Career Revitalization — Marshal Your Resources
You have written down your career revitalization goals. You separated the goals into short-term, intermediate and long-term goals. You specified tasks that are measurable, achievable, realistic and time limited to achieve your goals. It is time to take action.
But first, identify and marshal your resources. You have already done most of the work by getting clear on the requirements for your perfect job and ideal career. Now, you need to focus on and organize resources to achieve your goals.
Organize your resources in these categories:
Career Revitalization Resources — Time
How much time can you spare to work on your career revitalization? Silly question, right. If you are working, you don’t have time. If you are not working, you may believe you have unlimited time. Both beliefs are wrong.
If you are working but are not satisfied with your job or career path, you must make time. How much time depends on how much pain or fear you are experiencing and how motivated you are to get on your ideal career path. Reading this post is a good start, but many people read lots of posts and career books and then do nothing. They are wasting their time if they are not also taking action.
Commit to working on your career revitalization for a fixed amount of time each week. Schedule the time and the tasks in your calendar, not just on you to-do list. Treat the scheduled career time as a top priority just like client work. Protect that time and if you must reschedule due to unanticipated events, reschedule the time during the same week. Even if you work late or come in early to do it. Unless you treat your career time as sacrosanct, it will end up as one of those items on your calendar or to-do list that keeps being carried, but never being accomplished.
How much time should you devote to your career revitalization? How bad do you want to find your perfect job? How quickly do you want to create your ideal career path to success, prosperity and personal fulfillment?
I urge you to devote at least 5 hours a week even if you are not facing any immediate fear or pain. If you are in a more intense situation, 15 hours a week is a good benchmark. And if you are not working, 40 hours a week should be a minimum. It will be difficult to reach these targets. You will most likely need to schedule time on the weekends, early mornings or late evenings. If you are not working, 40 hours may seem like a breeze if you were billing 50 or 60 hours a week when you were working. But, you continue to have other obligations. You may also pick up more household and childcare duties. Diversions magically appear. There are no real deadlines unless your financial situation is precarious. It’s easy to get to the end of the week and realize you haven’t worked on your career revitalization for your schedule time commitment.
Career Revitalization Resources — Financial
What are your financial resources?
If you are not working, how long until you need an income-producing job?
How much can you spend on career-related information and professional help?
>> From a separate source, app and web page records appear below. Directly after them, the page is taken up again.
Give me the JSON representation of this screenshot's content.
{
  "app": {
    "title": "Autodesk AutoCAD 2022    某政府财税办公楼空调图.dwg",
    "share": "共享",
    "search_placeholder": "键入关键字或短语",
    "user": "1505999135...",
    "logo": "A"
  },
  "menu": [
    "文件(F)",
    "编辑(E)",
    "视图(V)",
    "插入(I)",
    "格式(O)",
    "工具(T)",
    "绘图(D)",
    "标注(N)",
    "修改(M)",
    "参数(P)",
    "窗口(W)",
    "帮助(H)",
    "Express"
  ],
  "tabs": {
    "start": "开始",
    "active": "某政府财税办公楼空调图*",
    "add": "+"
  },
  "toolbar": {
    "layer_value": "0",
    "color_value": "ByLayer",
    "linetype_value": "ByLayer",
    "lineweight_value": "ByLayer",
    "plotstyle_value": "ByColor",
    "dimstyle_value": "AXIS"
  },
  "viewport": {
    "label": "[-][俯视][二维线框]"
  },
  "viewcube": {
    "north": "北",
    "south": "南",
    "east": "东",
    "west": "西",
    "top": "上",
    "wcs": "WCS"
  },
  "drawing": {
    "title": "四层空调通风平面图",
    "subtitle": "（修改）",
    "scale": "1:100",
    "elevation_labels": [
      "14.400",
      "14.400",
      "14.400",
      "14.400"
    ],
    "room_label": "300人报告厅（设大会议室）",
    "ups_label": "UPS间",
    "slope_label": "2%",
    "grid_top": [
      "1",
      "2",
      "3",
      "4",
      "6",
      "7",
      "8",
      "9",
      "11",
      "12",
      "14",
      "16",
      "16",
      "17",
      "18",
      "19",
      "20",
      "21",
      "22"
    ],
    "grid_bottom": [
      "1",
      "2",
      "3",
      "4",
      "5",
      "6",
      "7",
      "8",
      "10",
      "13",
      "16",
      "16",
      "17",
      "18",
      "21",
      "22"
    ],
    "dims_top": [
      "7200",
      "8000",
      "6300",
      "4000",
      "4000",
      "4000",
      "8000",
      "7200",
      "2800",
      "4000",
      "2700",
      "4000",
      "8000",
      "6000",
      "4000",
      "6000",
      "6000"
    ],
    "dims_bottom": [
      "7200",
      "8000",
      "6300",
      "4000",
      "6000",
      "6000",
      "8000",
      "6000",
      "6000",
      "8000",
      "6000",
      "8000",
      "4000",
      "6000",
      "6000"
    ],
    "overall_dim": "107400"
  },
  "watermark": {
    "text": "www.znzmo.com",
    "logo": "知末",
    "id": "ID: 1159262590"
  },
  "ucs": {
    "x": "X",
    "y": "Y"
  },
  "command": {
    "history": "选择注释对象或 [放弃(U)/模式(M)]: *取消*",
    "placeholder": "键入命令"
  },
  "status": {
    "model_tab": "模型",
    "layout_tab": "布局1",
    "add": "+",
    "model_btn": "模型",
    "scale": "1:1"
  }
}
Do you have the financial resources to buy various professional assessments or subscribe to data resources? Can you find the money to hire professional consultants, advisers or coaches?
There are trade-offs. You may spend a little less of your time on the career revitalization process if you have the funds to hire professionals. These professionals can assist you in being more efficient and focused in you work and even doing some of the work for you. If your funds are limited, and you can’t afford outside help, you may need to spend more of your time on career matters.
Career Revitalization Resources — Family, Friends And Colleagues
Do you have family, friends, or colleagues who can help with you career revitalization? These are people that can help in ways beyond networking help. These individuals must have both the time and the skills to be a useful resource. Otherwise, they will just divert you from your primary focus.
When using family, friends or colleagues as career revitalization resources, you need to be careful. These individuals need clear roles. The desire to be helpful when they don’t possess the knowledge or skills, and the potential for emotions influencing judgments and advice are possible issues. Family members may be influenced by issues about money. Colleagues may be influenced by a desire to continue working together. You also need to be cautious when letting colleagues into your career revitalization process if you don’t want your current employer to know about your plans.
What resources will you use in your career revitalization process?
ABOUT THE AUTHOR:
I started a career consulting practice serving lawyers and other professionals after a successful career as a practicing attorney.
I Now Work With Other Lawyers to Help Them Find Their Perfect Job And Create Their Ideal Career To Achieve Success, Prosperity, and Personal Fulfillment.
Get my exclusive career newsletter for lawyers and other professionals once a week by clicking here.
Originally published at gregyatesconsulting.com on August 23, 2015.